> **To do**:
Please retype the records that appear below, exactly and in full.

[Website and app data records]
[Start of section]
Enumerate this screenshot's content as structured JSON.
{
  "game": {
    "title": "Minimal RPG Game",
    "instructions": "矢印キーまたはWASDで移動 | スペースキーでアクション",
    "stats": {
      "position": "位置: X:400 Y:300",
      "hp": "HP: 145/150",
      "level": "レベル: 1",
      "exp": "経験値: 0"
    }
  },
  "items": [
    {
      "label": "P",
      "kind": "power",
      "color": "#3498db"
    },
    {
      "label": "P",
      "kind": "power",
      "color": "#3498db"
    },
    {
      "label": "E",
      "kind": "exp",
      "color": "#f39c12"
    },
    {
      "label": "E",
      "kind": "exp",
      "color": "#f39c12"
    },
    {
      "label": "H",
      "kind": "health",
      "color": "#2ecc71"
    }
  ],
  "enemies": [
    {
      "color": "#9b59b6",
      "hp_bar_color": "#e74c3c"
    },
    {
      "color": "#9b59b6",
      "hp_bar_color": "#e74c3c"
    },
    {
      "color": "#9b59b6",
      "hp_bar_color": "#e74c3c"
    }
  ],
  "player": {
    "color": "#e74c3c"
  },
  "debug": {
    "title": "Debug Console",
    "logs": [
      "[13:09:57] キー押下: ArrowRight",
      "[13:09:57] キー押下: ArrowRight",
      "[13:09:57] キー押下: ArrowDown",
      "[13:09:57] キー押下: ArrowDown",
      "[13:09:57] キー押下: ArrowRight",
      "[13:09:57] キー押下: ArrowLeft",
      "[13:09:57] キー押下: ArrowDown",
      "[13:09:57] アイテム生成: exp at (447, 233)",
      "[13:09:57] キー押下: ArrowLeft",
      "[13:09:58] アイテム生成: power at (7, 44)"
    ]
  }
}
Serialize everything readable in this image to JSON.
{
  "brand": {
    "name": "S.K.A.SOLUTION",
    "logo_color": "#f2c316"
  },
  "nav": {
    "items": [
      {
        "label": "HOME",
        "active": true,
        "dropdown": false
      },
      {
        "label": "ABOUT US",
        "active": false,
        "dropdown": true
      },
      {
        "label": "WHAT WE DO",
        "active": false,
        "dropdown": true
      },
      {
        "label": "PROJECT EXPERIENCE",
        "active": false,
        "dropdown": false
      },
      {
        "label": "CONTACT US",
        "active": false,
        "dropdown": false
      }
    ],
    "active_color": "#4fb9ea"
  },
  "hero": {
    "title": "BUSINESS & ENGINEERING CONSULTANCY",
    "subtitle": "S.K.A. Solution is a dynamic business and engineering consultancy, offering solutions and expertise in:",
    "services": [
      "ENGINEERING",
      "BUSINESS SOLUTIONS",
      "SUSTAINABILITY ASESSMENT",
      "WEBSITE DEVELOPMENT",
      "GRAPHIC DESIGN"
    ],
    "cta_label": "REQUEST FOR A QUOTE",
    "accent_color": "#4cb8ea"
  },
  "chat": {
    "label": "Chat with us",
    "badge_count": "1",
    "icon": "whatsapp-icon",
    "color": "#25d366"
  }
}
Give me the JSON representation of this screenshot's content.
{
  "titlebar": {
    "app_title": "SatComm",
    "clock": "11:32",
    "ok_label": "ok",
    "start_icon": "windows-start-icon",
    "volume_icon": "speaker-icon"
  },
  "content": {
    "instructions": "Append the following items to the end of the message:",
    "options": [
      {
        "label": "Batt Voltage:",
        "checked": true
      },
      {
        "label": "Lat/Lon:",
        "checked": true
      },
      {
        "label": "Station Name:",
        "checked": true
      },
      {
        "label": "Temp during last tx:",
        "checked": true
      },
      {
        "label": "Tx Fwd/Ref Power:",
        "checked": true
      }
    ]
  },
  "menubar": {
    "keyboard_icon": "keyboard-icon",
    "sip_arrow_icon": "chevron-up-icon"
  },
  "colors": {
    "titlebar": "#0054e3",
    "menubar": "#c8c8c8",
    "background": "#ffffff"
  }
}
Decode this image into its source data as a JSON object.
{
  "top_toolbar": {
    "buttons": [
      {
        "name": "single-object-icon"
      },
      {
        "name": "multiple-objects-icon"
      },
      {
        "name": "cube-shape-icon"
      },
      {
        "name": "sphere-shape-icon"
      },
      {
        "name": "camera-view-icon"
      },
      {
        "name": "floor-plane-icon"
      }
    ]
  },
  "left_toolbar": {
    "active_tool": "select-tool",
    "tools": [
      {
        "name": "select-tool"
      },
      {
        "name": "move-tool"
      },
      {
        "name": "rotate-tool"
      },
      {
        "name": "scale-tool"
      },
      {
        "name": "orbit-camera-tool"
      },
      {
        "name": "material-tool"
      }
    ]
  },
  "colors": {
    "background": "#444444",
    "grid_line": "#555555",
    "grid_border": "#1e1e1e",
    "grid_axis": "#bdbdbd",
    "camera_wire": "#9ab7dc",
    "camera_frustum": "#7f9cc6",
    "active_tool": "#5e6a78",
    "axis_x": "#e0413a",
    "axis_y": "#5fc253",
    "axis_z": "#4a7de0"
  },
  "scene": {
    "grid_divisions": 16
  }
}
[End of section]
> **Result**:
Enumerate this screenshot's content as structured JSON.
{
  "game": {
    "title": "Minimal RPG Game",
    "instructions": "矢印キーまたはWASDで移動 | スペースキーでアクション",
    "stats": {
      "position": "位置: X:400 Y:300",
      "hp": "HP: 145/150",
      "level": "レベル: 1",
      "exp": "経験値: 0"
    }
  },
  "items": [
    {
      "label": "P",
      "kind": "power",
      "color": "#3498db"
    },
    {
      "label": "P",
      "kind": "power",
      "color": "#3498db"
    },
    {
      "label": "E",
      "kind": "exp",
      "color": "#f39c12"
    },
    {
      "label": "E",
      "kind": "exp",
      "color": "#f39c12"
    },
    {
      "label": "H",
      "kind": "health",
      "color": "#2ecc71"
    }
  ],
  "enemies": [
    {
      "color": "#9b59b6",
      "hp_bar_color": "#e74c3c"
    },
    {
      "color": "#9b59b6",
      "hp_bar_color": "#e74c3c"
    },
    {
      "color": "#9b59b6",
      "hp_bar_color": "#e74c3c"
    }
  ],
  "player": {
    "color": "#e74c3c"
  },
  "debug": {
    "title": "Debug Console",
    "logs": [
      "[13:09:57] キー押下: ArrowRight",
      "[13:09:57] キー押下: ArrowRight",
      "[13:09:57] キー押下: ArrowDown",
      "[13:09:57] キー押下: ArrowDown",
      "[13:09:57] キー押下: ArrowRight",
      "[13:09:57] キー押下: ArrowLeft",
      "[13:09:57] キー押下: ArrowDown",
      "[13:09:57] アイテム生成: exp at (447, 233)",
      "[13:09:57] キー押下: ArrowLeft",
      "[13:09:58] アイテム生成: power at (7, 44)"
    ]
  }
}
Serialize everything readable in this image to JSON.
{
  "brand": {
    "name": "S.K.A.SOLUTION",
    "logo_color": "#f2c316"
  },
  "nav": {
    "items": [
      {
        "label": "HOME",
        "active": true,
        "dropdown": false
      },
      {
        "label": "ABOUT US",
        "active": false,
        "dropdown": true
      },
      {
        "label": "WHAT WE DO",
        "active": false,
        "dropdown": true
      },
      {
        "label": "PROJECT EXPERIENCE",
        "active": false,
        "dropdown": false
      },
      {
        "label": "CONTACT US",
        "active": false,
        "dropdown": false
      }
    ],
    "active_color": "#4fb9ea"
  },
  "hero": {
    "title": "BUSINESS & ENGINEERING CONSULTANCY",
    "subtitle": "S.K.A. Solution is a dynamic business and engineering consultancy, offering solutions and expertise in:",
    "services": [
      "ENGINEERING",
      "BUSINESS SOLUTIONS",
      "SUSTAINABILITY ASESSMENT",
      "WEBSITE DEVELOPMENT",
      "GRAPHIC DESIGN"
    ],
    "cta_label": "REQUEST FOR A QUOTE",
    "accent_color": "#4cb8ea"
  },
  "chat": {
    "label": "Chat with us",
    "badge_count": "1",
    "icon": "whatsapp-icon",
    "color": "#25d366"
  }
}
Give me the JSON representation of this screenshot's content.
{
  "titlebar": {
    "app_title": "SatComm",
    "clock": "11:32",
    "ok_label": "ok",
    "start_icon": "windows-start-icon",
    "volume_icon": "speaker-icon"
  },
  "content": {
    "instructions": "Append the following items to the end of the message:",
    "options": [
      {
        "label": "Batt Voltage:",
        "checked": true
      },
      {
        "label": "Lat/Lon:",
        "checked": true
      },
      {
        "label": "Station Name:",
        "checked": true
      },
      {
        "label": "Temp during last tx:",
        "checked": true
      },
      {
        "label": "Tx Fwd/Ref Power:",
        "checked": true
      }
    ]
  },
  "menubar": {
    "keyboard_icon": "keyboard-icon",
    "sip_arrow_icon": "chevron-up-icon"
  },
  "colors": {
    "titlebar": "#0054e3",
    "menubar": "#c8c8c8",
    "background": "#ffffff"
  }
}
Decode this image into its source data as a JSON object.
{
  "top_toolbar": {
    "buttons": [
      {
        "name": "single-object-icon"
      },
      {
        "name": "multiple-objects-icon"
      },
      {
        "name": "cube-shape-icon"
      },
      {
        "name": "sphere-shape-icon"
      },
      {
        "name": "camera-view-icon"
      },
      {
        "name": "floor-plane-icon"
      }
    ]
  },
  "left_toolbar": {
    "active_tool": "select-tool",
    "tools": [
      {
        "name": "select-tool"
      },
      {
        "name": "move-tool"
      },
      {
        "name": "rotate-tool"
      },
      {
        "name": "scale-tool"
      },
      {
        "name": "orbit-camera-tool"
      },
      {
        "name": "material-tool"
      }
    ]
  },
  "colors": {
    "background": "#444444",
    "grid_line": "#555555",
    "grid_border": "#1e1e1e",
    "grid_axis": "#bdbdbd",
    "camera_wire": "#9ab7dc",
    "camera_frustum": "#7f9cc6",
    "active_tool": "#5e6a78",
    "axis_x": "#e0413a",
    "axis_y": "#5fc253",
    "axis_z": "#4a7de0"
  },
  "scene": {
    "grid_divisions": 16
  }
}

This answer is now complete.